“Rapid and open sharing of data greatly accelerates research and discovery, which is essential to respond to the COVID-19 pandemic,” runs the blurb on the COVID-19 Data Portal website.
“An unprecedented number of scientific efforts are taking place worldwide in order to help combat the new coronavirus epidemic (COVID-19). One of the biggest challenges in this fast-moving situation is to share data and findings in a coordinated way, in order to understand the disease and to develop treatments and vaccines.
“To address this challenge, EMBL-EBI and partners have set up the COVID-19 Data Portal, which will bring together relevant datasets submitted to EMBL-EBI and other major centres for biomedical data. The aim is to facilitate data sharing and analysis, and to accelerate coronavirus research.”
The data portal is one of two connected pieces of what’s intended as a wider European COVID-19 Data Platform — illustrated in the below diagram — the other being SARS-CoV-2 Data Hubs, which will “organise the flow of SARS-CoV-2 outbreak sequence data and provide comprehensive open data sharing for the European and global research communities,” fed by inputs from national health data infrastructures and public health labs.
“To rapidly populate the COVID-19 Data Portal, EMBL-EBI will bring together COVID-19 datasets that have been submitted to its public databases, including ENA, UniProt, PDBe, EMDB, Expression Atlas and Europe PMC,” is how it’s explained on the site. “The data, which have so far been collated, include genes, protein structures, electron microscopy data and scientific publications.”

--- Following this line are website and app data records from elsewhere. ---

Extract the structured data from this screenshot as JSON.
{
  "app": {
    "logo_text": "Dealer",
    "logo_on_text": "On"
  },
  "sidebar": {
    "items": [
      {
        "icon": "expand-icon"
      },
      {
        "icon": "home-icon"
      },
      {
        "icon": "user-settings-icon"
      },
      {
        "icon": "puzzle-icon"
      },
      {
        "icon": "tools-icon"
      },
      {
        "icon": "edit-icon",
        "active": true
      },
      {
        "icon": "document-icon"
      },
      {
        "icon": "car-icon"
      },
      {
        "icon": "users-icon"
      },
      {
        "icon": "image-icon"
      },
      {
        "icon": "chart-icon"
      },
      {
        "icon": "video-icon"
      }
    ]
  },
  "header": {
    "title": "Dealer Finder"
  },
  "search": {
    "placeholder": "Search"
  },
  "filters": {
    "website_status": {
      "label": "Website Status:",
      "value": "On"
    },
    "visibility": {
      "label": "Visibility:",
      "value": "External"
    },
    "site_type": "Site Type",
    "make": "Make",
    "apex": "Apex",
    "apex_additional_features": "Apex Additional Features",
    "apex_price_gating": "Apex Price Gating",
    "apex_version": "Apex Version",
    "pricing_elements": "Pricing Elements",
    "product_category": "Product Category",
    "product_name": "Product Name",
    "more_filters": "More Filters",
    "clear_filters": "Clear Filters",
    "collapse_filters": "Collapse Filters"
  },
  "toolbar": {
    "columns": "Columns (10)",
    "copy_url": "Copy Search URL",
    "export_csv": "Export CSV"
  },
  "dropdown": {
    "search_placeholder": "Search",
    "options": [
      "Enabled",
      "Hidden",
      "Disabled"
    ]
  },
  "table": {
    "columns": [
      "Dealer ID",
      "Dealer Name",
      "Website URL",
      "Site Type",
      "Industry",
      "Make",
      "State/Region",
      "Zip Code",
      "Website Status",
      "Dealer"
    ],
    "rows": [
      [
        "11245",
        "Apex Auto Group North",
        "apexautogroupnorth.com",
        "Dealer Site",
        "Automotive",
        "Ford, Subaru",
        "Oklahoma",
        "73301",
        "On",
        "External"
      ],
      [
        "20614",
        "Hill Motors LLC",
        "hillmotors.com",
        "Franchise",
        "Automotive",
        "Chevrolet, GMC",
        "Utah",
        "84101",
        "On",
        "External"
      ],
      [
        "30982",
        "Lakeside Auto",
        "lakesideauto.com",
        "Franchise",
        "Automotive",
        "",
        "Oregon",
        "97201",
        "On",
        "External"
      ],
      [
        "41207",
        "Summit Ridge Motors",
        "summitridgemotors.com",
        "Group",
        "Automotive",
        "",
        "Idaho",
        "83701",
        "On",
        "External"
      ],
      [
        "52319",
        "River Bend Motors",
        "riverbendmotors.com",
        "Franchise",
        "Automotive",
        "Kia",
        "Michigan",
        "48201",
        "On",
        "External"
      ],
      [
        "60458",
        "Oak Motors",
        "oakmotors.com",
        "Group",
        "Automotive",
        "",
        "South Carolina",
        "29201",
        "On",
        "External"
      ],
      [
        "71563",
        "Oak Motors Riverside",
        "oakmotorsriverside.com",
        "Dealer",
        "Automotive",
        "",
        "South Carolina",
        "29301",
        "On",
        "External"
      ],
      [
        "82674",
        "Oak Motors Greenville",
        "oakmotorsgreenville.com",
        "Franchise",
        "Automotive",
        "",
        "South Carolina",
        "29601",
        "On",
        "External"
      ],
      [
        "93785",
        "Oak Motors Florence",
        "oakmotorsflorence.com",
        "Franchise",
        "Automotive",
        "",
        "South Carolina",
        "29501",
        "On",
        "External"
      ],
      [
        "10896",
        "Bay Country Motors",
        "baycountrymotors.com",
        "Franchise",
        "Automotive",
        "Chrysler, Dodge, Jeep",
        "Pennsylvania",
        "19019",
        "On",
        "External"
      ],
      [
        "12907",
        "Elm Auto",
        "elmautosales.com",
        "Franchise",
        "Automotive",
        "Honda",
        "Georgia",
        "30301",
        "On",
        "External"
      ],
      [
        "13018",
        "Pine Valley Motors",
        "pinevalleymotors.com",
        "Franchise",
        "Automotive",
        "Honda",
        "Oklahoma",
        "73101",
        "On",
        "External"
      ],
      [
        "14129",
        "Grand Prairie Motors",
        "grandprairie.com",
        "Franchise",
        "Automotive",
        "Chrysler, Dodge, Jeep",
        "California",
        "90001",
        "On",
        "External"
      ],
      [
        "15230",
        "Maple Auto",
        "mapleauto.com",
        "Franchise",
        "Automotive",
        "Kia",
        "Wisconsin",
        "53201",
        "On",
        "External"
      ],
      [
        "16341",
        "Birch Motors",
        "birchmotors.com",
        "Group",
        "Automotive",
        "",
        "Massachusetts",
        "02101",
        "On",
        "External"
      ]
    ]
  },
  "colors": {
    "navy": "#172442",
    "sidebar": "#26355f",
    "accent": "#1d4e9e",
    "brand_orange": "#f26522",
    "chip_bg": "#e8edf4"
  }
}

Data submissions to the COVID-19 Data Portal can be made here — where the website notes that: “Non-biological data of relevance to COVID-19, such as travel, trade, meteorology and social distancing behaviour are not managed within the European COVID-19 Data Platform, but where possible are linked to data within the system.”
In addition to the data platform, other actions agreed via the action plan include coordinating funding for relevant research; extending large EU-wide clinical trials; increasing support to “innovative companies”; and supporting a pan-European Hackathon in the end of April to mobilise European innovators and the civil society.
The joint plan’s “priority actions” will continue to be updated with input from the Commission and national governments over the coming months, it said.
Overall, the Commission said it’s committing “hundreds of millions” of euros in research and innovation measures to develop vaccines, new treatments, diagnostic tests and medical systems to prevent the spread of the coronavirus — though not all of this is new funding, since it’s factoring in long-term investment vehicles such as FP7 & Horizon 2020.
More specifically, it highlights the “rapid mobilization” of €48.2M for 18 shortlisted research projects — including work being done on rapid point-of-care diagnostic tests; new treatments; new vaccines; and on epidemiology and modelling to improve preparedness and response to outbreaks.
It also flags hybrid support efforts — saying it has mobilized public and private funding of up to €90 million through the Innovative Medicines Initiative; and offered up to €80 million of financial support to CureVac to scale up development and production of a vaccine against the coronavirus.
Additionally, a recent European Innovation Council Accelerator call of €164 million attracted what the Commission dubs “a significant” number of startups and SMEs with innovations that it hopes will help tackle the pandemic.
The Commission’s press release also notes 50 ongoing or completed European Research Council projects which it says are contributing to the response to the coronavirus pandemic by providing insights from several different scientific fields — including virology, epidemiology, immunology, public health, medical devices, social behaviour and crisis management.